The impact of social signals on SEO has been a lively debate for years. In quick review: social signals are the activities found on social media posts, such as likes, comments, shares and emoticons. Those are obviously good news – it's a sign that people are interacting with your social post! But marketers want to know, "Do these signals also boost the SEO based on post content? Are we getting a better page ranking out of this?"
The argument is ongoing, and complex, which is why you hear a lot of different answers. While we've mentioned this issue previously, we thought it was time to go into Mythbuster mode and really dig down into question: What impact do social signals have on true SEO?
1. Marketers Don't Know for Certain
If you find someone that says they are absolutely sure social signals impact SEO and they give you a firm yes or no...then they are misinformed. Marketers don't know: We can't see the actual algorithm Google uses for social media crawlers, and frankly, even if we could we probably couldn't understand it. Google's algorithm is immensely complex, influenced from many different sources included AI projects, and very difficult to parse. Research into the end-effects of social activity are also fraught with problems (more on this later). So no, there's no clear answer – at least not with the information we currently have.
2. Google Has Said Both Yes and No
Google has been known for giving us useful information on their algorithm before.
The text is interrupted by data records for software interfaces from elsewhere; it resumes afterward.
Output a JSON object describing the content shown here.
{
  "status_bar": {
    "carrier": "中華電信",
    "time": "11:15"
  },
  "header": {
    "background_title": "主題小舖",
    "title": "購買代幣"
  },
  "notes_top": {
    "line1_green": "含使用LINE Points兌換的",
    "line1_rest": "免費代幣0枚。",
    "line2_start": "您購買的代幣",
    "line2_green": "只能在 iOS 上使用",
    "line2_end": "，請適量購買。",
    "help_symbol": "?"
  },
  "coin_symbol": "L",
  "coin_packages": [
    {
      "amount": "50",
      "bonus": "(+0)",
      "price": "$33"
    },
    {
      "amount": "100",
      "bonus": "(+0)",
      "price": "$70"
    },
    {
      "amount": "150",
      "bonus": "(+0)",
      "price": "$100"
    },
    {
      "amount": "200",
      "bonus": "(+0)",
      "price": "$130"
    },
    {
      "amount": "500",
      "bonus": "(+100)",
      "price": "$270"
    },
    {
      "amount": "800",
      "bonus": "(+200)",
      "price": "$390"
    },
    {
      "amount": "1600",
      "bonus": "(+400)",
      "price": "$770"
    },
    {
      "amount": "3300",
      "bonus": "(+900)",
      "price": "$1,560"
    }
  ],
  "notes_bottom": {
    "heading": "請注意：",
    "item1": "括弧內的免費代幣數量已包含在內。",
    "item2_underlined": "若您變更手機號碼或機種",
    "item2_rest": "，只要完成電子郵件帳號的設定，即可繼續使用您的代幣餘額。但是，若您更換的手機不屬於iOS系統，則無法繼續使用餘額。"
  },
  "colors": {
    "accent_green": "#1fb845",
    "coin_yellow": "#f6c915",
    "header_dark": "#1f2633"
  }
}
Surely they have something to say about social signals? Well, they have made statements in the past...that completely contradict each other. Here's a video from the Google developer Matt Cuts saying that social signals affect SEO. Here's another video from Matt Cuts about three years later, saying that social signals have no impact on SEO. Thanks, Google!
In their defense, the algorithms do change over time, and the impact social signals have may have shifted based on Google's goals. We just don't know. The point is, looking to Google for a firm answer here hasn't been very useful. Unless they make another, all-encompassing statement in the future, this isn't much help.
3. Backlinks Appear to Matter
You know what does appear to help? Backlinks. Google awards high-quality backlinks with better page rankings. And one place that backlinks come from is social media – especially posts that encourage sharing specific blog or site content. While it's not exactly direct, this is one concrete way that social activity really will impact SEO. So if you're looking for concrete evidence, work on getting those shares, because once a new link is created to your content, it has an effect.
4. Impact May Differ From Platform to Platform
There are some indications that social signals and their impact change between social media platforms. This makes sense – Google may well want to give YouTube signals more impact on their search engine, since it owns YouTube. Other signals from platforms may be too difficult to properly quantify, so they may not get as much attention. Don't expect the same effects from all platforms.
5. The "Expertise" Factor Clouds Research
As you can imagine, there has been a lot of research into social signals. And most of that research agrees: There appears to be some correlation. But of course, correlation doesn't mean causation, and there's a huge hole with this correlation finding – the expertise factor. In other words, brands that do great on creating posts and encouraging social signals are also the brands that do great when it comes to keywords, tags, and other SEO tactics. So if their page rankings look better, it's because they know what they are doing. The impact of social signals is impossible to single out from the general expertise of the brands involved. The lesson: Be good at what you do.
6. The Greatest Impact May Be Through the "Signal Funnel"
The signal funnel is a term we created to talk about how social media posts get conversions. You see, most useful conversions don't start with an instant bounce over to your CTA web page. They start with a like. Or maybe a comment or question. If the piece really resonates, it may progress to a share or an ongoing conversation. Eventually, that signal funnel will lead prospects to your site or form, increasing your traffic and encouraging further interaction – and that's where the real results come from. So think of signals as part of a funnel that leads to high page rankings and more actions: Just because they're at the beginning of the funnel doesn't make them worthless. On the contrary – prospects have to start somewhere!